According to the director of fixed income and structured products at Itaú BBA, Felipe Wilberg, at current cost levels, companies look at their liabilities and begin to anticipate debt renegotiations and lengthen terms, considering the prospect of rates rising a little more. According to him, companies are returning to lengthening the average term of their debts.

The trend towards a sharper rise in interest rates was reinforced with the release of yesterday’s official inflation index (IPCA) for August. The data was above market expectations, at the highest level in 21 years, and led analysts to revise the Selic forecast upwards.

“In 2019, there was a huge volume of offers, and AAA (first-tier) companies raised the CDI plus 1% or 0.80%, over a period of five years.
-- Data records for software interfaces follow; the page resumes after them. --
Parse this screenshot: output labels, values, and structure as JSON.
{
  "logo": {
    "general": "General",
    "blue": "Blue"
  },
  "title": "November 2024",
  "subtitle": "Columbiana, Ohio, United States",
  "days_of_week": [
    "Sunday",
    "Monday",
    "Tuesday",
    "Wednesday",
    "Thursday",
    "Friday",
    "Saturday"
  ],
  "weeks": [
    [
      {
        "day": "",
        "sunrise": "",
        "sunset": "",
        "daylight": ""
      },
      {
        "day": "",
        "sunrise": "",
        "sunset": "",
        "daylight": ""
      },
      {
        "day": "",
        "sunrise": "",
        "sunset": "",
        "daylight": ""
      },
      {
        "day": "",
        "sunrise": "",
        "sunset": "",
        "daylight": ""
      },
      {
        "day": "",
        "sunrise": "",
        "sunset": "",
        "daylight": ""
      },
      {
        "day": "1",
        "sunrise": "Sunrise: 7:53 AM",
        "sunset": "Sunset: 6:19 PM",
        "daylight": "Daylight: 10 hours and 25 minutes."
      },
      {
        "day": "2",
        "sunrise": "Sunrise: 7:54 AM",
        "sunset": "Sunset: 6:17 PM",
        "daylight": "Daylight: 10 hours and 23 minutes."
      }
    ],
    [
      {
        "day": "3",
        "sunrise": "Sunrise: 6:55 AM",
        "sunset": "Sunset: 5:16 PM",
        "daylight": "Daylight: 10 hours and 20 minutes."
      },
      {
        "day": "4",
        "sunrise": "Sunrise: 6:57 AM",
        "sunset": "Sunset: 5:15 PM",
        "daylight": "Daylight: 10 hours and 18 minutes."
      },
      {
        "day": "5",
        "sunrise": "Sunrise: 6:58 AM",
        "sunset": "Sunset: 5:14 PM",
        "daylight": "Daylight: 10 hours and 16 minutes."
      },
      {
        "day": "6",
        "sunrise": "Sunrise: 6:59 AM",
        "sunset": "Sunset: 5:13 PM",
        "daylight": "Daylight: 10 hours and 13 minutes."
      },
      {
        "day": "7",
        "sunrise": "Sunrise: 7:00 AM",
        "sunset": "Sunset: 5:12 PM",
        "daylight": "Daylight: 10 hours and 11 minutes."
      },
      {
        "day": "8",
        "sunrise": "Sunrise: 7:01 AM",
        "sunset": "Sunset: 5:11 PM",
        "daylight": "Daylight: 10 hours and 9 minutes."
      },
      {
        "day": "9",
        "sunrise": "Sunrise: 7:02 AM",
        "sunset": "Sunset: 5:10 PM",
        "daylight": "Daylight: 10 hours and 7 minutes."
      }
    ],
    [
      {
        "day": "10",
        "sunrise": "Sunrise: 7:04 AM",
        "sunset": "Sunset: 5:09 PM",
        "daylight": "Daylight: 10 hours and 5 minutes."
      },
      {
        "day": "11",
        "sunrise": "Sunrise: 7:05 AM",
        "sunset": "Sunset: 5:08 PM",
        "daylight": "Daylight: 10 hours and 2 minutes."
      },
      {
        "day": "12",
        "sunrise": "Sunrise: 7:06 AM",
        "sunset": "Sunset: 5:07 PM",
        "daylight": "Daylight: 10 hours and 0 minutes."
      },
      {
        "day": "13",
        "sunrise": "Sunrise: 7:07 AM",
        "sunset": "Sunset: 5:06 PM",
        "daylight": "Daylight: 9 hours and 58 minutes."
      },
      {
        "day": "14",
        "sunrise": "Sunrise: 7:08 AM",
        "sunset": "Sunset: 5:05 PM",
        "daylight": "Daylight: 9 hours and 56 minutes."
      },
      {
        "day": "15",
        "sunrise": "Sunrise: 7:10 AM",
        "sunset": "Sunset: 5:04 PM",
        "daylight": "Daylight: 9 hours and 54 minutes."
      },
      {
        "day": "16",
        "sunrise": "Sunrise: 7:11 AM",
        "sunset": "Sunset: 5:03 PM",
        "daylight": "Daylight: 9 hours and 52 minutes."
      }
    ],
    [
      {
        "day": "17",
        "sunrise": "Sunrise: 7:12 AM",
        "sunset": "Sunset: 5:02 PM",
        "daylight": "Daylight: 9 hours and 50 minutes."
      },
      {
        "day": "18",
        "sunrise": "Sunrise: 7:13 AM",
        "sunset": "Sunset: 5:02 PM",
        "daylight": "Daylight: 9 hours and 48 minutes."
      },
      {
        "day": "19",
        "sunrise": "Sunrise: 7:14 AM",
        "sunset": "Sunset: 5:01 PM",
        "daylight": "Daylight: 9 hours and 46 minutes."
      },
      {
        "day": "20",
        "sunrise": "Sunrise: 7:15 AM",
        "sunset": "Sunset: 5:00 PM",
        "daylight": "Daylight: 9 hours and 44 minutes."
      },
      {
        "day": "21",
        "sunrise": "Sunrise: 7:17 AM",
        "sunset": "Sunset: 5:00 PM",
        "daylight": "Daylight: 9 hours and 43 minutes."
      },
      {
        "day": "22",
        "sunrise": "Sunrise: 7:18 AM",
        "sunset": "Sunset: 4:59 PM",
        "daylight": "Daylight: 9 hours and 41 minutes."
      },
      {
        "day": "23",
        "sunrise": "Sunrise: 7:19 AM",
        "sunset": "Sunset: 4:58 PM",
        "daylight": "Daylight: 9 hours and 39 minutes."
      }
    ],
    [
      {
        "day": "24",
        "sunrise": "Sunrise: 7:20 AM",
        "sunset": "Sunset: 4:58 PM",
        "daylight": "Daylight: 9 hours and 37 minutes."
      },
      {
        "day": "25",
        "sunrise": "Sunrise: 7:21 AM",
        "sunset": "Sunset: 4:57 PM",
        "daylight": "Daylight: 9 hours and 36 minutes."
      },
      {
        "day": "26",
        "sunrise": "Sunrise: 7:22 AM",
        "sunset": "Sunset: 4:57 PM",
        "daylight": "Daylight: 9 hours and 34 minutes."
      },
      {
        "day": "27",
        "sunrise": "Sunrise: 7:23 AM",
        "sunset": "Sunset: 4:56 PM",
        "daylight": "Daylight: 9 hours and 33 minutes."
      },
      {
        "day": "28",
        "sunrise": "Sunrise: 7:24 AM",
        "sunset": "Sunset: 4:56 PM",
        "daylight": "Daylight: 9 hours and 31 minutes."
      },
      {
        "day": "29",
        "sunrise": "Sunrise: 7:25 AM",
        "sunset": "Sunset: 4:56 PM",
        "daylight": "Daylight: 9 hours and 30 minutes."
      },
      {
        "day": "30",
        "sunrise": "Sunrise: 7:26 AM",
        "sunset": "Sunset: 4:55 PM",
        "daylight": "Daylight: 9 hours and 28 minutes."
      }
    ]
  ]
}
In 2020, this cost went to 3%, now we are talking about 1.40%”, said Wilberg.

O Director of Capital Markets and Infrastructure at Santander Brasil, Sandro Marcondes, states that some companies are also motivated by the resumption, since immunization causes greater economic activity. “In the third quarter there was no expansion of the GDP, but there is a resumption in progress and with the immunization, the expectation is that the uptakes will increase.”

Marcondes notes that in fact companies anticipate funding that they could make next year, given the prospect of greater volatility with the elections. One of the factors driving the volume of operations, according to Wilberg, is the impact of inflation on costs. With greater operating expenses, companies are forced to raise more resources than they would have sought a few months ago.


Wilberg also mentions that banks continue to act to support the issuance of debentures, but not with the same tone as last year, when companies literally depended on institutions to issue these bonds.

In the specific case of Itaú BBA, Wilberg says that the bank has positioned itself to offer maturity options to issuing companies and investors. On the one hand, investment funds seek more returns and, on the other, companies also prefer to extend their debts.

According to him, the bank has been working with debt issues in series – with different maturities – and ends up with bonds that have low market demand. “It’s a good, fungible way to access more pockets,” says Wilberg.